Why is it that in many cases, winners continue to win? What are they doing right that propels them into more and more wins? I'm an entrepreneur, just like 95 percent of the readers of this blog, and I love to win. But to win you must compete, and competition—by definition – means you may sometimes lose. So, when it comes to my livelihood and that of my family and staff, I want to eliminate as many losing factors as possible and lock in the factors that keep us on the winning team.
Norm Brodsky has a great line: Smart people learn from their mistakes, but wise people learn from the mistakes of others. I'll try to coin a corollary rule about success—smart people learn to replicate their own successes, and wise people can replicate the successes of others. The trick is to pick the right characteristics of the right people and avoid the bad. That is often harder to do.
At my publishing company, the pillars of our business model are built largely on the weaknesses of our competitors. Where they fall short, we push forward. This isn't to say that we don't make mistakes, or even repeat mistakes that have plagued the industry for decades. But, by trying to follow a systematized approach to success, we've been able grow revenue and profitability in an industry where that's less and less common.
This summer, we're releasing a book by author Les McKeown based on this philosophy, aptly titled Predictable Success. While we have done some of these things naturally, the principles give us a step by step plan to make sure we continue to win. Our team is working to better predict our successes through improved systems and stronger awareness of the things we do that are successful and those that aren't.
But, you say, think of all the success stories you read in the news—overnight successes where someone followed his or her intuition and won. The reason you hear about them in the news is because they are so uncommon. That's the success bias in action. Rather than cover the 99 percent who fail, the media covers the 1 percent who succeed. (Think of how much more depressing the news would be if they covered the failures!)
The good news is that, according to McKeown, predictable success is a state reachable by any group (an organization, business, division, department, project or team) through which they will consistently achieve their common goals with relative ease.
Those who manage groups want to get to predictable success for a simple reason: It's easier to manage a group when you—and they — know how to be successful. Just like it's easier to manage a football team that already knows how to win, groups with a history of success have a substantial competitive advantage over those that don't.
We were never taught "predictable" success in business school - that success could be learned and replicated, understood and scaled, nurtured and sustained. Sure, we were taught about cash flow, human resources, people management, vendor selection, 5 "P"s and 6 sigmas — and a thousand other nuggets of information. But we were never shown how all of it could (and should) add up to more than fleeting or momentary success; how, if we took the right steps, we could develop success to be replicated over time and in any environment. Put simply, we were given the tools for success, and an expectation of success, but no dependable way of combining the two to consistently achieve success.

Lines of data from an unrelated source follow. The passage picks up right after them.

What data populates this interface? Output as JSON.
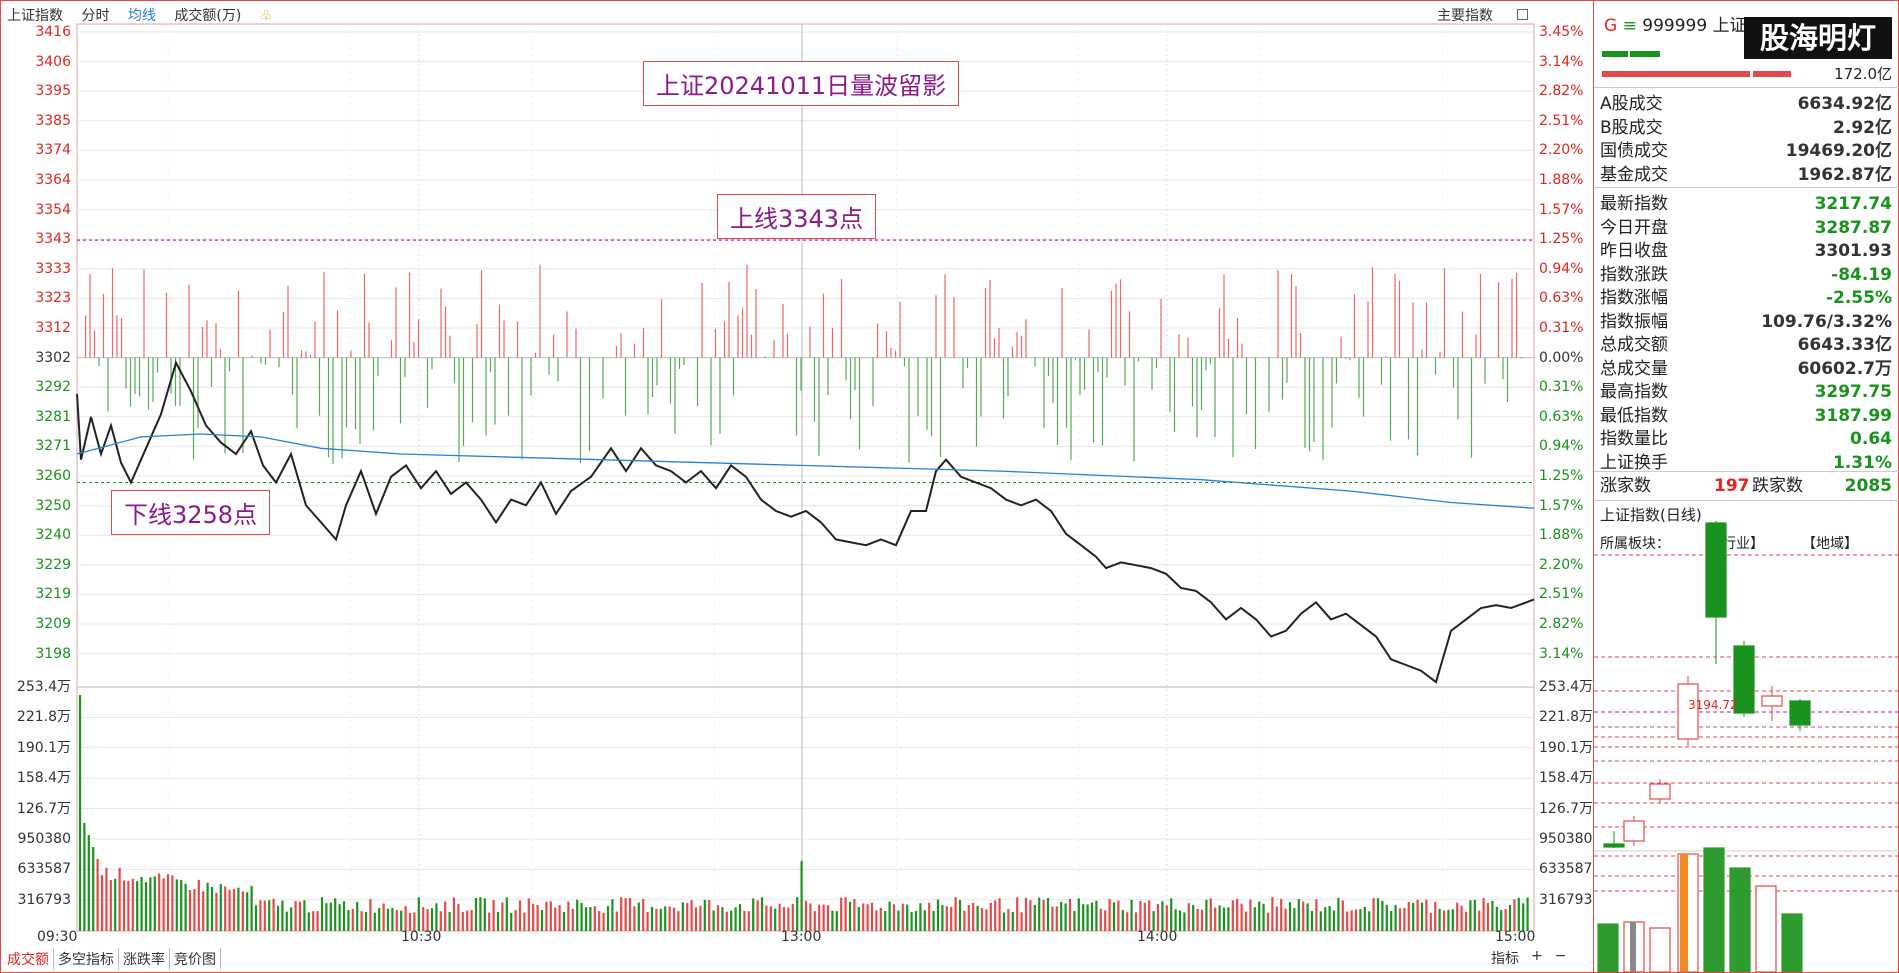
{
  "header": {
    "index_name": "上证指数",
    "tabs": [
      "分时",
      "均线",
      "成交额(万)"
    ],
    "active_tab": "均线",
    "main_indicator": "主要指数"
  },
  "annotations": {
    "title": "上证20241011日量波留影",
    "upper_line": "上线3343点",
    "lower_line": "下线3258点"
  },
  "price_axis": {
    "left": [
      "3416",
      "3406",
      "3395",
      "3385",
      "3374",
      "3364",
      "3354",
      "3343",
      "3333",
      "3323",
      "3312",
      "3302",
      "3292",
      "3281",
      "3271",
      "3260",
      "3250",
      "3240",
      "3229",
      "3219",
      "3209",
      "3198"
    ],
    "right": [
      "3.45%",
      "3.14%",
      "2.82%",
      "2.51%",
      "2.20%",
      "1.88%",
      "1.57%",
      "1.25%",
      "0.94%",
      "0.63%",
      "0.31%",
      "0.00%",
      "0.31%",
      "0.63%",
      "0.94%",
      "1.25%",
      "1.57%",
      "1.88%",
      "2.20%",
      "2.51%",
      "2.82%",
      "3.14%"
    ]
  },
  "volume_axis": [
    "253.4万",
    "221.8万",
    "190.1万",
    "158.4万",
    "126.7万",
    "950380",
    "633587",
    "316793"
  ],
  "time_axis": [
    "09:30",
    "10:30",
    "13:00",
    "14:00",
    "15:00"
  ],
  "bottom_tabs": [
    "成交额",
    "多空指标",
    "涨跌率",
    "竞价图"
  ],
  "bottom_right": [
    "指标",
    "+",
    "−"
  ],
  "right_panel": {
    "code_prefix": "G",
    "code": "999999",
    "name_short": "上证",
    "watermark": "股海明灯",
    "volume_total": "172.0亿",
    "stats": [
      {
        "label": "A股成交",
        "value": "6634.92亿",
        "color": "dark"
      },
      {
        "label": "B股成交",
        "value": "2.92亿",
        "color": "dark"
      },
      {
        "label": "国债成交",
        "value": "19469.20亿",
        "color": "dark"
      },
      {
        "label": "基金成交",
        "value": "1962.87亿",
        "color": "dark"
      },
      {
        "label": "最新指数",
        "value": "3217.74",
        "color": "green"
      },
      {
        "label": "今日开盘",
        "value": "3287.87",
        "color": "green"
      },
      {
        "label": "昨日收盘",
        "value": "3301.93",
        "color": "dark"
      },
      {
        "label": "指数涨跌",
        "value": "-84.19",
        "color": "green"
      },
      {
        "label": "指数涨幅",
        "value": "-2.55%",
        "color": "green"
      },
      {
        "label": "指数振幅",
        "value": "109.76/3.32%",
        "color": "dark"
      },
      {
        "label": "总成交额",
        "value": "6643.33亿",
        "color": "dark"
      },
      {
        "label": "总成交量",
        "value": "60602.7万",
        "color": "dark"
      },
      {
        "label": "最高指数",
        "value": "3297.75",
        "color": "green"
      },
      {
        "label": "最低指数",
        "value": "3187.99",
        "color": "green"
      },
      {
        "label": "指数量比",
        "value": "0.64",
        "color": "green"
      },
      {
        "label": "上证换手",
        "value": "1.31%",
        "color": "green"
      }
    ],
    "up_label": "涨家数",
    "up_count": "197",
    "down_label": "跌家数",
    "down_count": "2085",
    "daily_title": "上证指数(日线)",
    "sector_label": "所属板块：",
    "industry": "【行业】",
    "region": "【地域】",
    "price_mark": "3194.72"
  }
}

Because of this missing link — no dependable connection between the tools we have and the results we want — our experience with success is patchy: sometimes stuff works, sometimes it doesn't. As a result we have developed a collective belief system that throbs along in the background as we work, telling us that success will just 'happen' eventually, if we do the right things (whatever they are); that while success is there, it is locked up in a vault waiting for us to crack the code. If we spend each day trying different combinations on the lock, one lucky day we'll guess right and the tumblers will fall, the safe door will swing open, and success will be ours.
Part of that underlying belief system is true. There is a code that will unlock success, predictably and consistently, in any organization. The untrue part is that you have to guess at what that code is, or that you have to experiment every day to get it right. McKeown's book teaches us that the code for predictable success is sitting in plain view and is available to anyone who wants to pick it up and use it. You don't need to experiment day in, day out to discover how to make your organization predictably successful. Organizations have been in existence for long enough, and in enough numbers, that the patterns of success and failure in all business areas are as clear as the night sky, if you know where to look.
The question for you, now, is how can you use existing knowledge to predict your success? Who can you emulate? Who should you avoid? Although this will be an intensely individualized exercise for everyone, share your ideas so we can all learn from them—and how we can apply similar ideas to our industries.